I was politicized very young. Even though I had a lot of good grades, I could have gone to a really nice university, but I just felt so disenfranchised. I grew up on the border. Going back and forth almost twice a week, I would see how my family wasn’t allowed to come over here (to the U.S.). It was because I was born here. I thought there wasn’t a lot of opportunity for people in my neighborhood unless we were going to the military or sign up for crazy loans. I didn’t feel like I had as many opportunities as Anglo kids. It wasn’t set up for me. I never saw myself in the history books. I decided I didn’t want to go to a university, so I graduated school without a plan.
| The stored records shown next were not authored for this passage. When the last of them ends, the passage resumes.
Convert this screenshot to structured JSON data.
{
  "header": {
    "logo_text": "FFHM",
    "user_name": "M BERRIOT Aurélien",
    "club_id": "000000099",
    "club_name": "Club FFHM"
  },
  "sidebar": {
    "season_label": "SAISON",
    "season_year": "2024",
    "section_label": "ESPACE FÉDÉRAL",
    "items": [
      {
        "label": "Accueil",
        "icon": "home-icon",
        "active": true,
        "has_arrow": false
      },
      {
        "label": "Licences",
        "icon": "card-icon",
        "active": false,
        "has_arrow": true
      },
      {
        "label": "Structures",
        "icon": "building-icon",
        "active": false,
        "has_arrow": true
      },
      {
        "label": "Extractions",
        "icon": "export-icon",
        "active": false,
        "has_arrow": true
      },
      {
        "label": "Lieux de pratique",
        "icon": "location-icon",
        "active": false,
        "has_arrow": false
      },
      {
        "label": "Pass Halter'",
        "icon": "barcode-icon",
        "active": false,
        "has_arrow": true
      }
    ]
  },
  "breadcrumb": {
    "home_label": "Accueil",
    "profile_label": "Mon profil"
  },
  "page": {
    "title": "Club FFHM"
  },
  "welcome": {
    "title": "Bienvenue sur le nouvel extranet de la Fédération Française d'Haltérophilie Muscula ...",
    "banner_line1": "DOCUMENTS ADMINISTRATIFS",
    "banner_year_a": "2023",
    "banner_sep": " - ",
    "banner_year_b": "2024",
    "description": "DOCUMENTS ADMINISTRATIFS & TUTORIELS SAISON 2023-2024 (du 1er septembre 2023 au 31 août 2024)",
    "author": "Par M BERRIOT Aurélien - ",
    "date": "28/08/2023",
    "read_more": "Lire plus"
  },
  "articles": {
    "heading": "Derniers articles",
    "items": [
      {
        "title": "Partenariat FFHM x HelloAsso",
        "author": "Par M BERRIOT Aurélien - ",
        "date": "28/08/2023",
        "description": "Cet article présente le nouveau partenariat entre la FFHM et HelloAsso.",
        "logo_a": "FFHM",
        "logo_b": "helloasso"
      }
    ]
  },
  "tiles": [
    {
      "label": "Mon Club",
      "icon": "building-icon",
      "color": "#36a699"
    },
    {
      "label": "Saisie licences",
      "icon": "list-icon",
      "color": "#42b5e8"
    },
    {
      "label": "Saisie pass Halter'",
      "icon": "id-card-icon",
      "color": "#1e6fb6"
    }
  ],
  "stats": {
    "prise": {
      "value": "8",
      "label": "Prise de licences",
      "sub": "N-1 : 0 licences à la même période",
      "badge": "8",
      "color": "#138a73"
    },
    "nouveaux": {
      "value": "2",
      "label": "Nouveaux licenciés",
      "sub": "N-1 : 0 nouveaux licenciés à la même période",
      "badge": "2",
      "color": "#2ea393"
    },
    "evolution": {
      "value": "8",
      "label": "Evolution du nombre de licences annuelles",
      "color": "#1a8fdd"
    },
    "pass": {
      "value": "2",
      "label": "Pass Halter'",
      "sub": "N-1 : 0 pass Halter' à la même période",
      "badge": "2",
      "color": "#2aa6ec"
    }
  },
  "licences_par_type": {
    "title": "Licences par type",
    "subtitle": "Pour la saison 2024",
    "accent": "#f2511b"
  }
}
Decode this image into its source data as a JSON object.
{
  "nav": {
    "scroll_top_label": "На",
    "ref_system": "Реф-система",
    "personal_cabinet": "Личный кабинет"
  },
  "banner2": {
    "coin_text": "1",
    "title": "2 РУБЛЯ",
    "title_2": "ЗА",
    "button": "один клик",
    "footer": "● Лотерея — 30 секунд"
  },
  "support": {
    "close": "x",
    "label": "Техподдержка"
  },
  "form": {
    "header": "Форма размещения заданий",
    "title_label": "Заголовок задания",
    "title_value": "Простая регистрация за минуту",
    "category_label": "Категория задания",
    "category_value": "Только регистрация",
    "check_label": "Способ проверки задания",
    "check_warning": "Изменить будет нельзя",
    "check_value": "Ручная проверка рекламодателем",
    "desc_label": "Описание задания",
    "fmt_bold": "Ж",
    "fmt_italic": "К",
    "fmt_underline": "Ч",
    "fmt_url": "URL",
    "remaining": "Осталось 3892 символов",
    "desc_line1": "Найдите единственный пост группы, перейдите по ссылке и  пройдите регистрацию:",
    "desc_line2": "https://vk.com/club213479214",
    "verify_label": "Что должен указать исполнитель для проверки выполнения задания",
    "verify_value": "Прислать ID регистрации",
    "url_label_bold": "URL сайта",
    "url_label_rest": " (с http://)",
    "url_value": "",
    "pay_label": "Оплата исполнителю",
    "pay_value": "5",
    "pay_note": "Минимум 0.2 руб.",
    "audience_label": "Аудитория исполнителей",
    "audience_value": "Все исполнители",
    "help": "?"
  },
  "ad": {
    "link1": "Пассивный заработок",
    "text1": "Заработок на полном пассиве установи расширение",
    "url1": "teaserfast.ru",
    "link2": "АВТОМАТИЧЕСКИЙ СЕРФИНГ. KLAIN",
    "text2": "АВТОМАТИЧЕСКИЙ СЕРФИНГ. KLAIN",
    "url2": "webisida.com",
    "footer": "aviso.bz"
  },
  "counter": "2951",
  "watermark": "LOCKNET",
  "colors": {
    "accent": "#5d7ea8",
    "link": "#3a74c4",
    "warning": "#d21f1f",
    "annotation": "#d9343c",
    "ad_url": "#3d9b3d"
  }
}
My dad started getting on my ass, “Hey man you got to go do something. You got to get a job or do something.” Finally, I got called by a school trying to find people—it’s a corporate school, its an institute, its a tech school but for art, for artists. They hit me up and I was interested in their culinary program at first. When I checked out the school, I liked the designs and I instantly switched my interest. For one of the classes we had to do an image of one of our favorite artists in their style, so I did Shepard. A couple of months later I ended up moving to L.A. and I saw that Shepard was going to be speaking at some seminar. So, I went to it and took the image I had done on him, and I gifted him and asked him for an internship. That was in 2006; I started working for him and doing my own stuff, and we collaborated on a couple of pieces.
What are you creating at Neon Desert Music Fest?
When I lived out in Texas I started collecting a lot of vinyl, a lot of Tex-Mex vinyl music. I have maybe two hundred 45’s and about another two hundred LP’s. I have like, 40 Little Joe records, Flaco Jiménez, Narciso Martinez…I have all kinds of crazy Tejano records—Tejano music, Spanish music, polka music is part of the Texas tradition. So, I’m going to do a calavera, I made it last year. We’re actually doing the shirt too, the Neon Desert shirt. It’s a calavera but its all Tex-Mex’d out. I also want to add that I’m accessible and if anyone wants to work with me or get ahold of me they can email me at firstname.lastname@example.org.
TEXT: ALEX DURAN | PHOTO CREDIT: RAFAEL CARDENAS